Records:

-=-=-

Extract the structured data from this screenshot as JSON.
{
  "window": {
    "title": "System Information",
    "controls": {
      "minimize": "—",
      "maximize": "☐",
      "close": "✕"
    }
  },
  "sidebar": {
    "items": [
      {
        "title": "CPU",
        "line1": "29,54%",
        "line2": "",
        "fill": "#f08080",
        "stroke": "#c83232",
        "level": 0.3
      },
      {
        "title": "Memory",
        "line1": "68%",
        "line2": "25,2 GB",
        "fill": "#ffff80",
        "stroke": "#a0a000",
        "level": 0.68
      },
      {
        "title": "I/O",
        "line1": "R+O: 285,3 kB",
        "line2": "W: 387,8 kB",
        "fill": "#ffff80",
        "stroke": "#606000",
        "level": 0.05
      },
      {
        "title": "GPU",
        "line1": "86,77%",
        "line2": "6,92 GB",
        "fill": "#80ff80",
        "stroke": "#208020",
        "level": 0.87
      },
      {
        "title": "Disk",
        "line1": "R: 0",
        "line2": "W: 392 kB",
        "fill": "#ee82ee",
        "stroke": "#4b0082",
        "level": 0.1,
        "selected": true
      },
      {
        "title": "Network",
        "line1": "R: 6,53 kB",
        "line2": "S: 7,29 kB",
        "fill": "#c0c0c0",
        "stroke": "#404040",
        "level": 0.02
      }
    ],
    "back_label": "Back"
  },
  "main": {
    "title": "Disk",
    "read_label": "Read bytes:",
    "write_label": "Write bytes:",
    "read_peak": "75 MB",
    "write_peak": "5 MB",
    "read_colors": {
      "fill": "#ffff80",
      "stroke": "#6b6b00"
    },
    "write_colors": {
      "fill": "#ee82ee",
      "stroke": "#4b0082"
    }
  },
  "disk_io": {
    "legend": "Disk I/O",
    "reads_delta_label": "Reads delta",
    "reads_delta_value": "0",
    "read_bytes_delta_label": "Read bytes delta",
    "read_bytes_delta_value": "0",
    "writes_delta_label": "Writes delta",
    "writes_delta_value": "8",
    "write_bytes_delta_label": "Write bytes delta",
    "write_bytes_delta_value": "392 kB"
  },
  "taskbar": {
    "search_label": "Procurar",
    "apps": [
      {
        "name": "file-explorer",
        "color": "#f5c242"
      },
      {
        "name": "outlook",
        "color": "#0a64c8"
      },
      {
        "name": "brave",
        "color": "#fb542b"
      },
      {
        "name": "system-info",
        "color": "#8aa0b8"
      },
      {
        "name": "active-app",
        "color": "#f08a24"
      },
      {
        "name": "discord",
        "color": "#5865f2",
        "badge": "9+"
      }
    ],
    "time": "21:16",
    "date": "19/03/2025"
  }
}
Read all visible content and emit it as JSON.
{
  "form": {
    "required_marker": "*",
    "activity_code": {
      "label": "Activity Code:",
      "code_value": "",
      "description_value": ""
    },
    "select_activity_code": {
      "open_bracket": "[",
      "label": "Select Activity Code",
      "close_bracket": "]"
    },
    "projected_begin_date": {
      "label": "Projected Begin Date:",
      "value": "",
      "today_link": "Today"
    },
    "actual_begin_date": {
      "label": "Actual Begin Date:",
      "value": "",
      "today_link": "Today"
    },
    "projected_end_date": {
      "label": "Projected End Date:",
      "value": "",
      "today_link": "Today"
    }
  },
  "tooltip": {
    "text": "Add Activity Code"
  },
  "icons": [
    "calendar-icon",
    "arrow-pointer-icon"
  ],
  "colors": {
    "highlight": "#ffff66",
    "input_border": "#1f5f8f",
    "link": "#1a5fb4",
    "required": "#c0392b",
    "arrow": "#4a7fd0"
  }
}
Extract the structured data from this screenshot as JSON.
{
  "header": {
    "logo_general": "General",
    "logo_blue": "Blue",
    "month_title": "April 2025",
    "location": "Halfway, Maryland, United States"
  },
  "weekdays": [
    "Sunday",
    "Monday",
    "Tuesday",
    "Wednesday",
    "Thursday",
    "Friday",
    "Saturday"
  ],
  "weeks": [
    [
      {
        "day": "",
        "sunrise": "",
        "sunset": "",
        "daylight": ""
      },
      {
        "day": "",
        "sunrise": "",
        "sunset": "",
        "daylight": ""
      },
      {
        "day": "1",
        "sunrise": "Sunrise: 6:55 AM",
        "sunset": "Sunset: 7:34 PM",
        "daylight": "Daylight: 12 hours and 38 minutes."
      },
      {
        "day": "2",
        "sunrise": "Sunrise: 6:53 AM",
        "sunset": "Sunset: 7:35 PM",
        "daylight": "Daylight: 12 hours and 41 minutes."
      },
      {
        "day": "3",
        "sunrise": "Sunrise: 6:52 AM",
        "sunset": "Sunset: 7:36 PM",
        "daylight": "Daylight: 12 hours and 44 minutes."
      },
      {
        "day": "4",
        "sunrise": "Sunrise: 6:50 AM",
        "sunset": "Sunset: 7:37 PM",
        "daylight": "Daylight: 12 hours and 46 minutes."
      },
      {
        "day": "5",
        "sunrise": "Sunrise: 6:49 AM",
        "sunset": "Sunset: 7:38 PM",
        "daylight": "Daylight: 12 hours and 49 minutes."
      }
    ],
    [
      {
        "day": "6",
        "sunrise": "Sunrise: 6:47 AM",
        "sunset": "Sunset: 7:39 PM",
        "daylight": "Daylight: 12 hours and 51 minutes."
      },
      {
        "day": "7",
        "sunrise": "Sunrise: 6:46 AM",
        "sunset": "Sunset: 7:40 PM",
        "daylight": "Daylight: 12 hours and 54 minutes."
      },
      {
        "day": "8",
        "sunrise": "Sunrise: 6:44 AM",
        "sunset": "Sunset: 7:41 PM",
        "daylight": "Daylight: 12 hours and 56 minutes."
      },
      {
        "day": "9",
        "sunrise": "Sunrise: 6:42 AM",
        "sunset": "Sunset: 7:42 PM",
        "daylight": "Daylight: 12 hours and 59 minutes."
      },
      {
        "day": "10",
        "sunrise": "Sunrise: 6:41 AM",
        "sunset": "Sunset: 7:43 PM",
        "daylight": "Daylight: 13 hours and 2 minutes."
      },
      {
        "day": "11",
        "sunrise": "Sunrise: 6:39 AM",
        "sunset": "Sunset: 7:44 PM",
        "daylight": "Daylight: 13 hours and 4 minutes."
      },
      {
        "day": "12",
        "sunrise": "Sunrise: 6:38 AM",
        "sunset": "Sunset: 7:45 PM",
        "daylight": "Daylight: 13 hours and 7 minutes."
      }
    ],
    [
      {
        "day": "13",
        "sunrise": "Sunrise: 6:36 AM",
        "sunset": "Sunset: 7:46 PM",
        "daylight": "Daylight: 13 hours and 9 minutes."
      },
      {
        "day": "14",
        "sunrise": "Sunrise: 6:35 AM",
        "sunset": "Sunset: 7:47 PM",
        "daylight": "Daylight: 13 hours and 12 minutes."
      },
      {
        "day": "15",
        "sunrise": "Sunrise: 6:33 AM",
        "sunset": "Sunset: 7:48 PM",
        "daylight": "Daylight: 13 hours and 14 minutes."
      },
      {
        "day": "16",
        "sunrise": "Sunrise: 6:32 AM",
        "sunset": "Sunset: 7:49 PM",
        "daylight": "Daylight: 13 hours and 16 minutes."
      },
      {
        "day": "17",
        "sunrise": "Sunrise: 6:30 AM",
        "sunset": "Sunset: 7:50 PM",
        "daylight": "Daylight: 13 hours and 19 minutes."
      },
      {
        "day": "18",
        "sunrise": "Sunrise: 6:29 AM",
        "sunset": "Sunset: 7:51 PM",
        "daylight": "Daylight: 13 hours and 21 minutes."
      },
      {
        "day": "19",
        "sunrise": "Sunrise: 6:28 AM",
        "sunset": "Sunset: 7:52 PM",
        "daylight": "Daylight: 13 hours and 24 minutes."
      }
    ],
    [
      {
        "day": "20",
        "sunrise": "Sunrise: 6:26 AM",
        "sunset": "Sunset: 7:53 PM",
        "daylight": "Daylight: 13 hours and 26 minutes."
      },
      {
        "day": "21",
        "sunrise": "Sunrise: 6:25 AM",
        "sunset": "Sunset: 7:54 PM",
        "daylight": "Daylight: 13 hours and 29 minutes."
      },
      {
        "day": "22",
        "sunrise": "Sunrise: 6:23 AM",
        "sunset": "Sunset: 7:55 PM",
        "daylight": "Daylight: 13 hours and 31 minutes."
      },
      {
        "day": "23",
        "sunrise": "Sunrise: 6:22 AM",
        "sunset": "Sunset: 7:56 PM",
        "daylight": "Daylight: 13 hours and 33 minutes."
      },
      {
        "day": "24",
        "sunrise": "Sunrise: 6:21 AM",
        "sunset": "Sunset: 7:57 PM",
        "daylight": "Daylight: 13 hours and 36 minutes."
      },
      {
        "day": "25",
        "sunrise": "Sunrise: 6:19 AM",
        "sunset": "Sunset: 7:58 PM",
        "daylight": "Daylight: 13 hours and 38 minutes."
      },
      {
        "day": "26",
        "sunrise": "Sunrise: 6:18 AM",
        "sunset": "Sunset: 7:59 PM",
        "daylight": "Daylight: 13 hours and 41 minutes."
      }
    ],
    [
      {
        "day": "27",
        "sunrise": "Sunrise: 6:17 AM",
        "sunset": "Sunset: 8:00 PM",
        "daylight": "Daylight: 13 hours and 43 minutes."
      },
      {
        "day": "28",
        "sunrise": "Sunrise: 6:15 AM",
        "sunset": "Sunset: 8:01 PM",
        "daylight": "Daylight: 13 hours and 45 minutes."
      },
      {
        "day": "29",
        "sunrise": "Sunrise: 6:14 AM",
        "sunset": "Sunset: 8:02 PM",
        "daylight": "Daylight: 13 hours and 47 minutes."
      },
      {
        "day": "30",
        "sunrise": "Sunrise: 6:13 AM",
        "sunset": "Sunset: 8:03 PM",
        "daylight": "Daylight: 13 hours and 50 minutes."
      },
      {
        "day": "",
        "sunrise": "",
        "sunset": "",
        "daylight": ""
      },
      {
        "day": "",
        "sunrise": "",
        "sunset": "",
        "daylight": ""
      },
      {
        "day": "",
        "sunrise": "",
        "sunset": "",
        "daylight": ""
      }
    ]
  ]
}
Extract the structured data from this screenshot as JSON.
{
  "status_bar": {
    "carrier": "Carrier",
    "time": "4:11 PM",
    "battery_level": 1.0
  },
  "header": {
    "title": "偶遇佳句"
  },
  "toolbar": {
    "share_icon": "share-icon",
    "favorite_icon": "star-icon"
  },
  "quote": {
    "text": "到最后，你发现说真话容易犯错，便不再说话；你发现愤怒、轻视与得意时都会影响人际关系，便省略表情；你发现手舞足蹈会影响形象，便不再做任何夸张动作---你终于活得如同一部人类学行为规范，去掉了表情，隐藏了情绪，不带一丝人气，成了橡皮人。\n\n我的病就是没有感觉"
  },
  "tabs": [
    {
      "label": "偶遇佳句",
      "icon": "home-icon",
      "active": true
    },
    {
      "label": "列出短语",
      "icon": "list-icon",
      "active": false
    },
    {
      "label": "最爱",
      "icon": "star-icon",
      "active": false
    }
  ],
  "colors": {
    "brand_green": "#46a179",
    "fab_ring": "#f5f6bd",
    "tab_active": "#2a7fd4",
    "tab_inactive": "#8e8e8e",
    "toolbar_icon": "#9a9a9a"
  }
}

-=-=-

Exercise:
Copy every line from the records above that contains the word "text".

Written answer:
    "text": "Add Activity Code"
    "text": "到最后，你发现说真话容易犯错，便不再说话；你发现愤怒、轻视与得意时都会影响人际关系，便省略表情；你发现手舞足蹈会影响形象，便不再做任何夸张动作---你终于活得如同一部人类学行为规范，去掉了表情，隐藏了情绪，不带一丝人气，成了橡皮人。\n\n我的病就是没有感觉"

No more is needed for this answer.